(Source data Opens)

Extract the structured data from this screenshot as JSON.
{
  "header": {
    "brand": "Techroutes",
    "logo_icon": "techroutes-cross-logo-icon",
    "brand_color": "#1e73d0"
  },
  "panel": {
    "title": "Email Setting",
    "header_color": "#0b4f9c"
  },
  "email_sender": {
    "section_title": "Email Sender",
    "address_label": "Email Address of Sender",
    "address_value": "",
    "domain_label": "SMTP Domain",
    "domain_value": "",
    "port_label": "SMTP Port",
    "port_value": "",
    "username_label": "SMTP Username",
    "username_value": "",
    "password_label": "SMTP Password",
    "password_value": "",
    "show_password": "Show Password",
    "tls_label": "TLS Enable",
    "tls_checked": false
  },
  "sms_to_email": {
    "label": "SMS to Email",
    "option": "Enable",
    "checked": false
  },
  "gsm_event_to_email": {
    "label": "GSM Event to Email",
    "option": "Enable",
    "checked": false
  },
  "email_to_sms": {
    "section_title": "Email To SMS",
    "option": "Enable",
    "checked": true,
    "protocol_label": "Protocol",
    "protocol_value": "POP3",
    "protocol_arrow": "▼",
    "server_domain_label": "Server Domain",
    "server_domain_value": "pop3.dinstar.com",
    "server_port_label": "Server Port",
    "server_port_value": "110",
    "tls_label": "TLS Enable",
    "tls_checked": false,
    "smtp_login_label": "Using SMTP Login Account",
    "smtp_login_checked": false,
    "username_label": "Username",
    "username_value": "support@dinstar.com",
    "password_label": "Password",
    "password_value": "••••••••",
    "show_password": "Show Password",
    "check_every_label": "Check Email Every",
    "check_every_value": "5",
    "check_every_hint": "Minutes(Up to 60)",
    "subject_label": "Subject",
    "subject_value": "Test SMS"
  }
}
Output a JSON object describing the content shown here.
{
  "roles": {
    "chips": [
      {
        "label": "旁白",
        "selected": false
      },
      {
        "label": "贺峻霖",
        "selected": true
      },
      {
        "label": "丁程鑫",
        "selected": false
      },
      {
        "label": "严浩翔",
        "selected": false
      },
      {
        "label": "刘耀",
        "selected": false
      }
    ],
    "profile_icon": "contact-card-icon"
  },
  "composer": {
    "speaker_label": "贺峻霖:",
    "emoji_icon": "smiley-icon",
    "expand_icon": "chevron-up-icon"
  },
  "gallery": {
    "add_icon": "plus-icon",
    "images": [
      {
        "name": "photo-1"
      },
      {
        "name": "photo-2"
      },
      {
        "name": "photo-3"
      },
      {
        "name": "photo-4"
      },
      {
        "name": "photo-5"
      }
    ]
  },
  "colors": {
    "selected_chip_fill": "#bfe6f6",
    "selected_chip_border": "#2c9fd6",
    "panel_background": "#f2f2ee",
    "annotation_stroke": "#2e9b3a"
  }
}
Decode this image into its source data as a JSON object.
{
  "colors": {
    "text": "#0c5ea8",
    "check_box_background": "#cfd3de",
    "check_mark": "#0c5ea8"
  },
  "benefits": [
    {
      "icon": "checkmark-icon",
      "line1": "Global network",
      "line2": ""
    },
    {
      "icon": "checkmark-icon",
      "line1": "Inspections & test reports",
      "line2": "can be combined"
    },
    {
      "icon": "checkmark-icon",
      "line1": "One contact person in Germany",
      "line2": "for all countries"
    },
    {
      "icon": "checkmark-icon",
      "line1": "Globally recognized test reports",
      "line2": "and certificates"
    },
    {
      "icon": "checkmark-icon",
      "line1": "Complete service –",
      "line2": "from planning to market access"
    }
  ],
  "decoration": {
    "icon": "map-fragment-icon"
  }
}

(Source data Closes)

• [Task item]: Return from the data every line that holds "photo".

• [Solution below]:
        "name": "photo-1"
        "name": "photo-2"
        "name": "photo-3"
        "name": "photo-4"
        "name": "photo-5"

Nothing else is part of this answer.